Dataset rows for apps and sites

= Beginning of Section =

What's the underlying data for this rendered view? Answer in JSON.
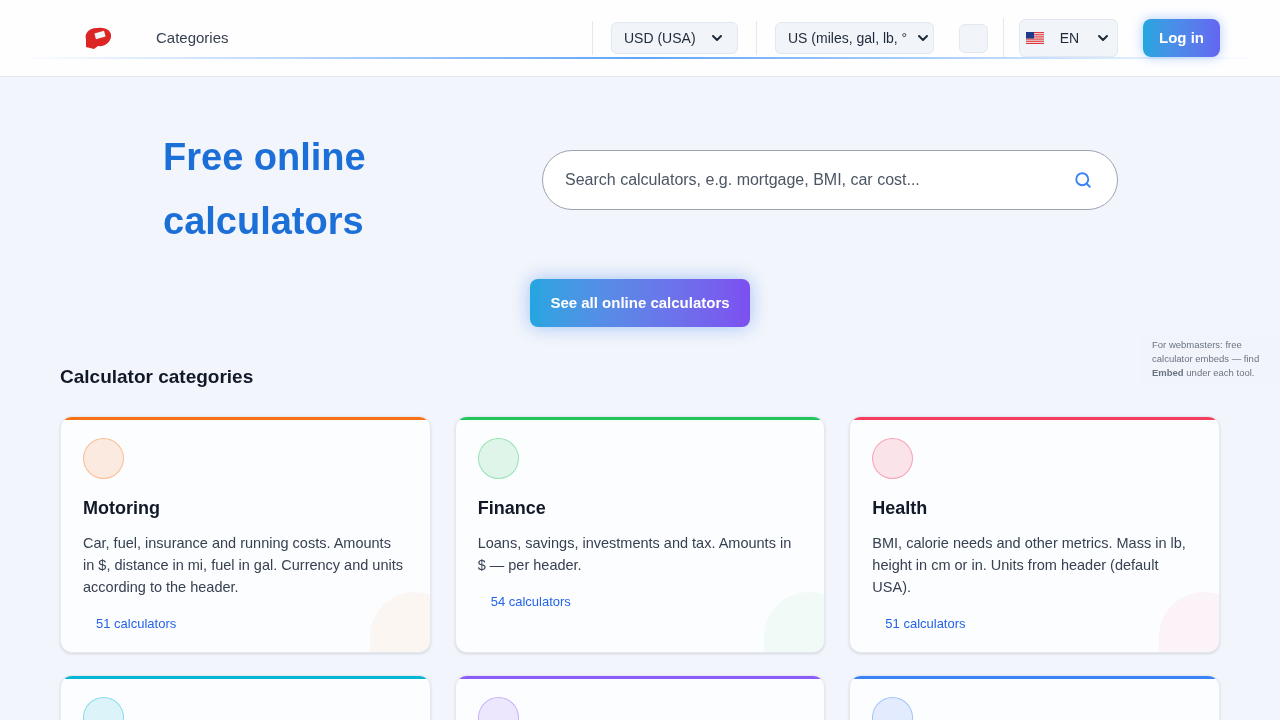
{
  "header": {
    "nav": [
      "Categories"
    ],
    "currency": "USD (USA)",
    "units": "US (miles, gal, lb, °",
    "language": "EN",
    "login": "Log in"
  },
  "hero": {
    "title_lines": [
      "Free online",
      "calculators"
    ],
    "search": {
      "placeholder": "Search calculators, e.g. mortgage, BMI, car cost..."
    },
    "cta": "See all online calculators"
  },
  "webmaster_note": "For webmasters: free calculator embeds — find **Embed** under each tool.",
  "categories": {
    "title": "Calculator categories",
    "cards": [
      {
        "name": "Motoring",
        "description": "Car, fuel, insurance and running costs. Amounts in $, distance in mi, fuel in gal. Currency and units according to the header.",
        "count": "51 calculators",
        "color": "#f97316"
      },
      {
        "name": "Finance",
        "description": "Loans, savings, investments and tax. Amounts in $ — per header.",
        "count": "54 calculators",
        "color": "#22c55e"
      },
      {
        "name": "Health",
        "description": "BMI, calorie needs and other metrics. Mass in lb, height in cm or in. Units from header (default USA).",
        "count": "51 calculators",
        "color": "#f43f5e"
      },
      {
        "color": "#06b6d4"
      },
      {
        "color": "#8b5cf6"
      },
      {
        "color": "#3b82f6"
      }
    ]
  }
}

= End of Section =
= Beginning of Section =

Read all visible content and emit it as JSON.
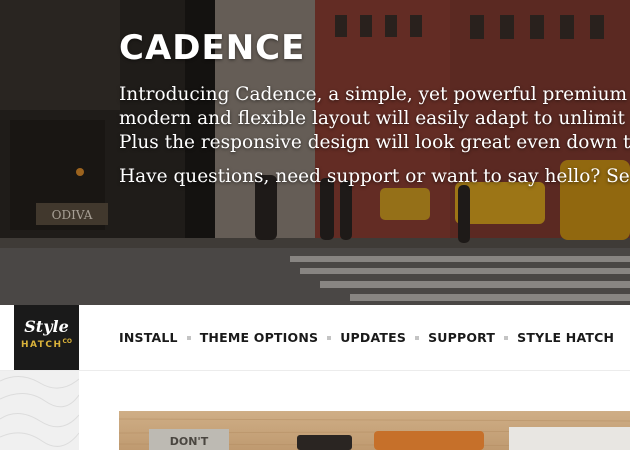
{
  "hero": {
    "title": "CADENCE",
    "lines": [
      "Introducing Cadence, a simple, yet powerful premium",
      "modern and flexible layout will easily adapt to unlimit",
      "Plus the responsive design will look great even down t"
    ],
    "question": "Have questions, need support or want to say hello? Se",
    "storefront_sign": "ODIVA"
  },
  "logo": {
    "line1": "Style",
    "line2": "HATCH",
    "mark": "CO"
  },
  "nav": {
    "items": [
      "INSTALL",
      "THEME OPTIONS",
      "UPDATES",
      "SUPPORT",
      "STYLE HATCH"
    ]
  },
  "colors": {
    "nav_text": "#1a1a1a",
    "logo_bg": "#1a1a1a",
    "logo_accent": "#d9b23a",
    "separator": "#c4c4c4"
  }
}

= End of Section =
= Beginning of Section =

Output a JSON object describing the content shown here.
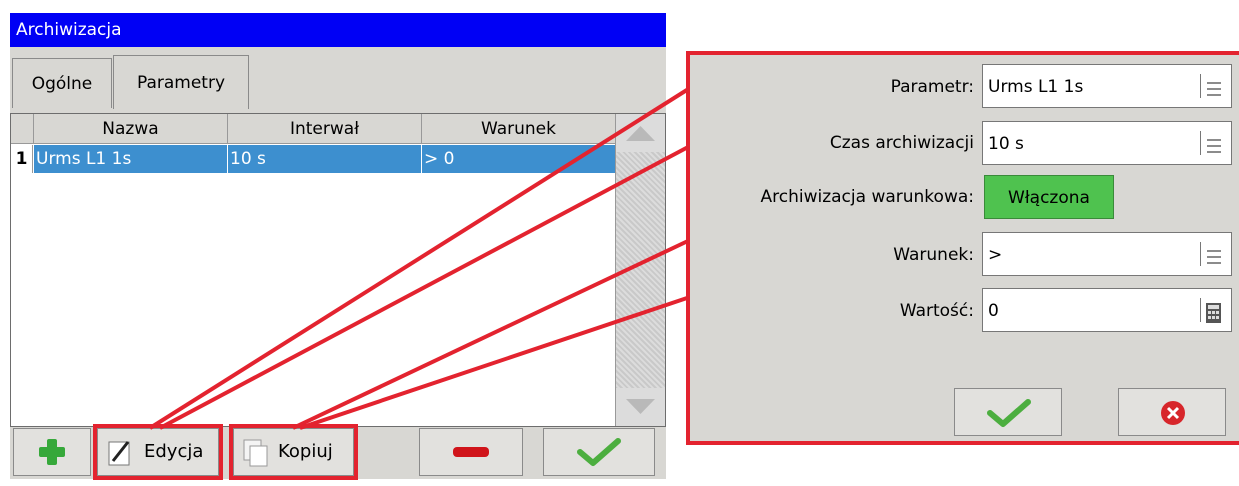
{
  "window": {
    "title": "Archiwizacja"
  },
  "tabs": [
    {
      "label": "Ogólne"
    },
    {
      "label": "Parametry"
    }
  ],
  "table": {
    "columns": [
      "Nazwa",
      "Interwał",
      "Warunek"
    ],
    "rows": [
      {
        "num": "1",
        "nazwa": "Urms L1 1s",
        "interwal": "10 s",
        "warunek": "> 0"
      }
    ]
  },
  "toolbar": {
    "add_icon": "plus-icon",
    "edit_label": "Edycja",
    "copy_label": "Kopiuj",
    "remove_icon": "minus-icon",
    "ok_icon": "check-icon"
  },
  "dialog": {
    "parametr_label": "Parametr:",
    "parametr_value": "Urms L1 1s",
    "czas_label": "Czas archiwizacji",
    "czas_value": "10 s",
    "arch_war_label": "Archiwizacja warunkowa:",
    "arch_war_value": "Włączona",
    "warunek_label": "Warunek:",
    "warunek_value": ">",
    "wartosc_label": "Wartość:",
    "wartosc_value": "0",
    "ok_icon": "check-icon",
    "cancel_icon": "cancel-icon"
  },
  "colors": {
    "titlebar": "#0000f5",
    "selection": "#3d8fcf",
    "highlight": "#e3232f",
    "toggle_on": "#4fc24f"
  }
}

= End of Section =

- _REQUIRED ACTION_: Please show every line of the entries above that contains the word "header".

- _RESPONSE TO THE EXERCISE_:
  "header": {
        "description": "Car, fuel, insurance and running costs. Amounts in $, distance in mi, fuel in gal. Currency and units according to the header.",
        "description": "Loans, savings, investments and tax. Amounts in $ — per header.",
        "description": "BMI, calorie needs and other metrics. Mass in lb, height in cm or in. Units from header (default USA).",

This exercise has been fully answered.